START Records supplied
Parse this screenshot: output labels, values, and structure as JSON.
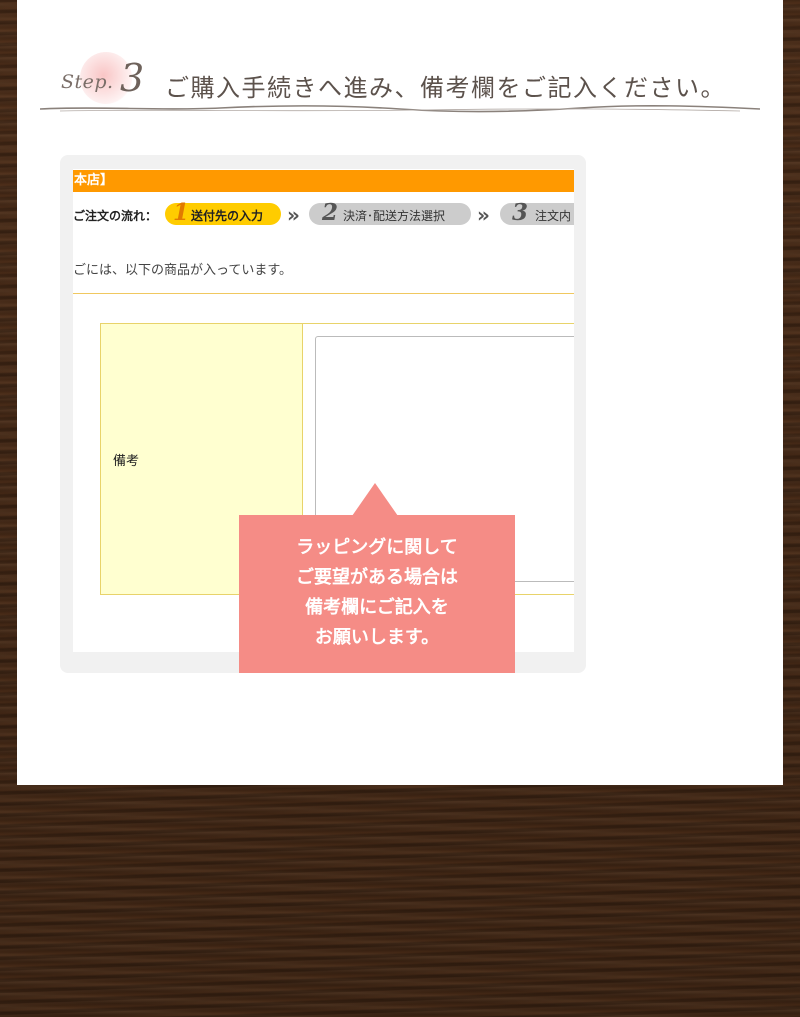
{
  "heading": {
    "step_word": "Step.",
    "step_number": "3",
    "title": "ご購入手続きへ進み、備考欄をご記入ください。"
  },
  "screenshot": {
    "shop_bar": "本店】",
    "flow": {
      "label": "ご注文の流れ：",
      "steps": [
        {
          "number": "1",
          "label": "送付先の入力"
        },
        {
          "number": "2",
          "label": "決済･配送方法選択"
        },
        {
          "number": "3",
          "label": "注文内"
        }
      ],
      "separator": "»"
    },
    "cart_message": "ごには、以下の商品が入っています。",
    "remarks": {
      "label": "備考",
      "value": ""
    }
  },
  "callout": {
    "lines": [
      "ラッピングに関して",
      "ご要望がある場合は",
      "備考欄にご記入を",
      "お願いします。"
    ]
  },
  "colors": {
    "accent_orange": "#ff9900",
    "step_active": "#ffcc00",
    "step_inactive": "#cccccc",
    "callout_pink": "#f58c86",
    "remarks_label_bg": "#ffffd0",
    "wood_background": "#3d2413"
  }
}
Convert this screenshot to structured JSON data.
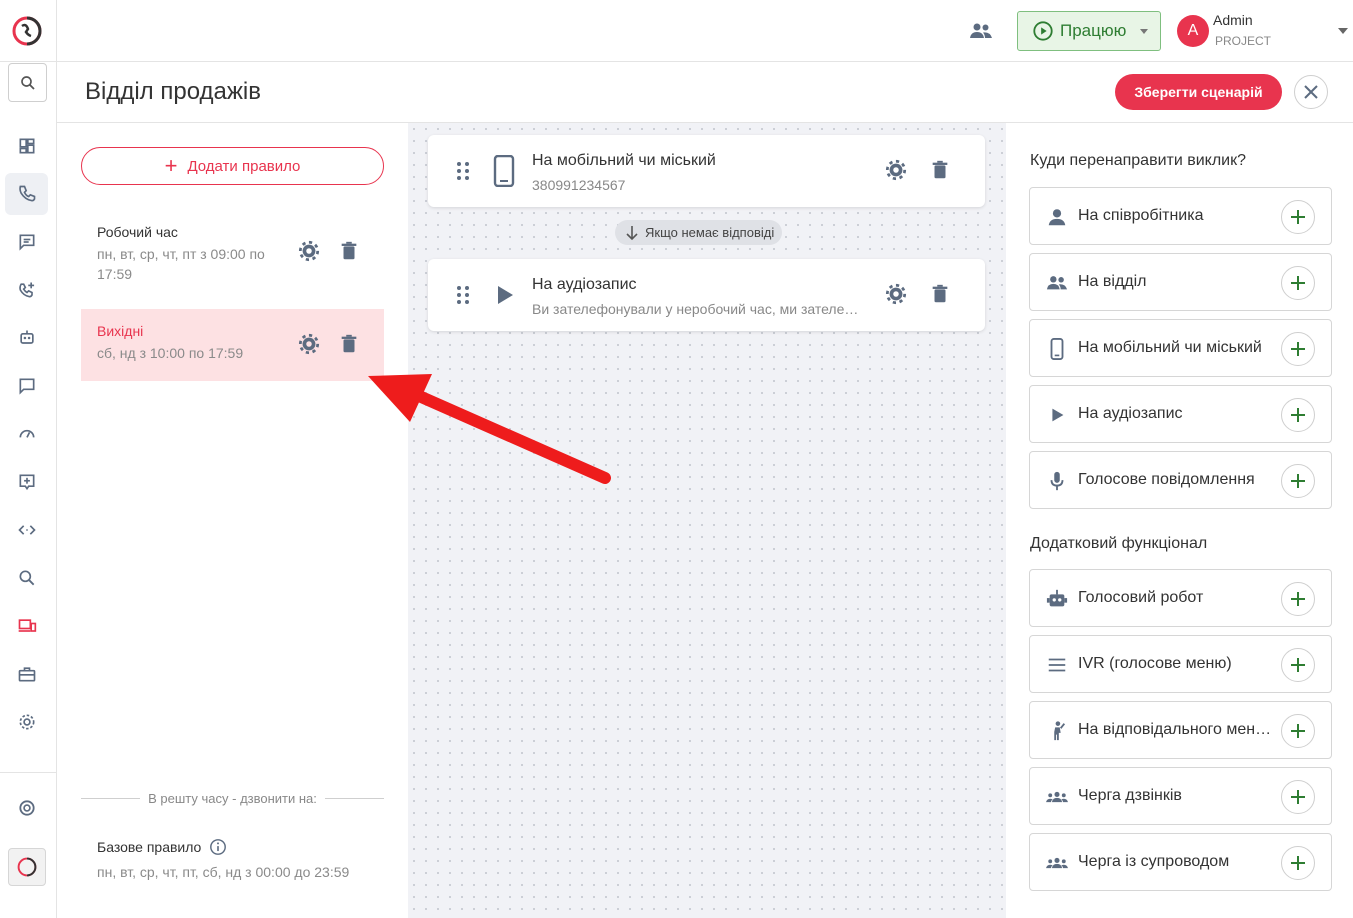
{
  "header": {
    "status_label": "Працюю",
    "user_name": "Admin",
    "user_initial": "A",
    "user_project": "PROJECT"
  },
  "page": {
    "title": "Відділ продажів",
    "save_label": "Зберегти сценарій"
  },
  "rules": {
    "add_label": "Додати правило",
    "items": [
      {
        "name": "Робочий час",
        "desc": "пн, вт, ср, чт, пт з 09:00 по 17:59"
      },
      {
        "name": "Вихідні",
        "desc": "сб, нд з 10:00 по 17:59",
        "selected": true
      }
    ],
    "rest_label": "В решту часу - дзвонити на:",
    "base": {
      "name": "Базове правило",
      "desc": "пн, вт, ср, чт, пт, сб, нд з 00:00 до 23:59"
    }
  },
  "scenario": {
    "steps": [
      {
        "title": "На мобільний чи міський",
        "sub": "380991234567",
        "icon": "phone-icon"
      },
      {
        "title": "На аудіозапис",
        "sub": "Ви зателефонували у неробочий час, ми зателефонуємо вам пізніше",
        "icon": "play-icon"
      }
    ],
    "connector_label": "Якщо немає відповіді"
  },
  "targets": {
    "title": "Куди перенаправити виклик?",
    "items": [
      {
        "label": "На співробітника",
        "icon": "person-icon"
      },
      {
        "label": "На відділ",
        "icon": "group-icon"
      },
      {
        "label": "На мобільний чи міський",
        "icon": "phone-icon"
      },
      {
        "label": "На аудіозапис",
        "icon": "play-icon"
      },
      {
        "label": "Голосове повідомлення",
        "icon": "mic-icon"
      }
    ]
  },
  "extra": {
    "title": "Додатковий функціонал",
    "items": [
      {
        "label": "Голосовий робот",
        "icon": "robot-icon"
      },
      {
        "label": "IVR (голосове меню)",
        "icon": "menu-icon"
      },
      {
        "label": "На відповідального менеджера",
        "icon": "manager-icon"
      },
      {
        "label": "Черга дзвінків",
        "icon": "queue-icon"
      },
      {
        "label": "Черга із супроводом",
        "icon": "queue-escort-icon"
      }
    ]
  },
  "colors": {
    "accent": "#e8344e",
    "success": "#2e7d32",
    "icon": "#5c6b80"
  }
}
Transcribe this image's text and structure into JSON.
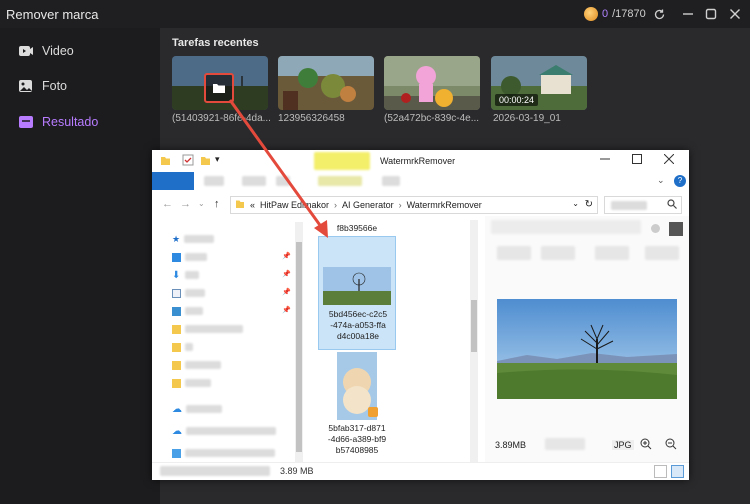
{
  "app": {
    "title": "Remover marca"
  },
  "credits": {
    "used": "0",
    "total": "/17870"
  },
  "window_controls": [
    "refresh",
    "minimize",
    "maximize",
    "close"
  ],
  "sidebar": {
    "items": [
      {
        "label": "Video",
        "icon": "video-icon",
        "active": false
      },
      {
        "label": "Foto",
        "icon": "photo-icon",
        "active": false
      },
      {
        "label": "Resultado",
        "icon": "result-icon",
        "active": true
      }
    ]
  },
  "recent": {
    "title": "Tarefas recentes",
    "items": [
      {
        "caption": "(51403921-86fe-4da...",
        "duration": ""
      },
      {
        "caption": "123956326458",
        "duration": ""
      },
      {
        "caption": "(52a472bc-839c-4e...",
        "duration": ""
      },
      {
        "caption": "2026-03-19_01",
        "duration": "00:00:24"
      }
    ]
  },
  "explorer": {
    "title": "WatermrkRemover",
    "path": [
      "«",
      "HitPaw Edimakor",
      "AI Generator",
      "WatermrkRemover"
    ],
    "files": [
      {
        "name": "f8b39566e",
        "selected": false
      },
      {
        "name": "5bd456ec-c2c5-474a-a053-ffad4c00a18e",
        "lines": [
          "5bd456ec-c2c5",
          "-474a-a053-ffa",
          "d4c00a18e"
        ],
        "selected": true
      },
      {
        "name": "5bfab317-d871-4d66-a389-bf9b57408985",
        "lines": [
          "5bfab317-d871",
          "-4d66-a389-bf9",
          "b57408985"
        ],
        "selected": false
      }
    ],
    "preview": {
      "size": "3.89MB",
      "type": "JPG"
    },
    "status": {
      "size": "3.89 MB"
    }
  },
  "colors": {
    "accent": "#b77cff",
    "highlight": "#e44a3c",
    "selection": "#cce4f7"
  }
}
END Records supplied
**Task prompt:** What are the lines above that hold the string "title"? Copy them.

**Response box:**
    "title": "ご購入手続きへ進み、備考欄をご記入ください。"
    "title": "Відділ продажів",
        "title": "На мобільний чи міський",
        "title": "На аудіозапис",
    "title": "Куди перенаправити виклик?",
    "title": "Додатковий функціонал",
    "title": "Remover marca"
    "title": "Tarefas recentes",
    "title": "WatermrkRemover",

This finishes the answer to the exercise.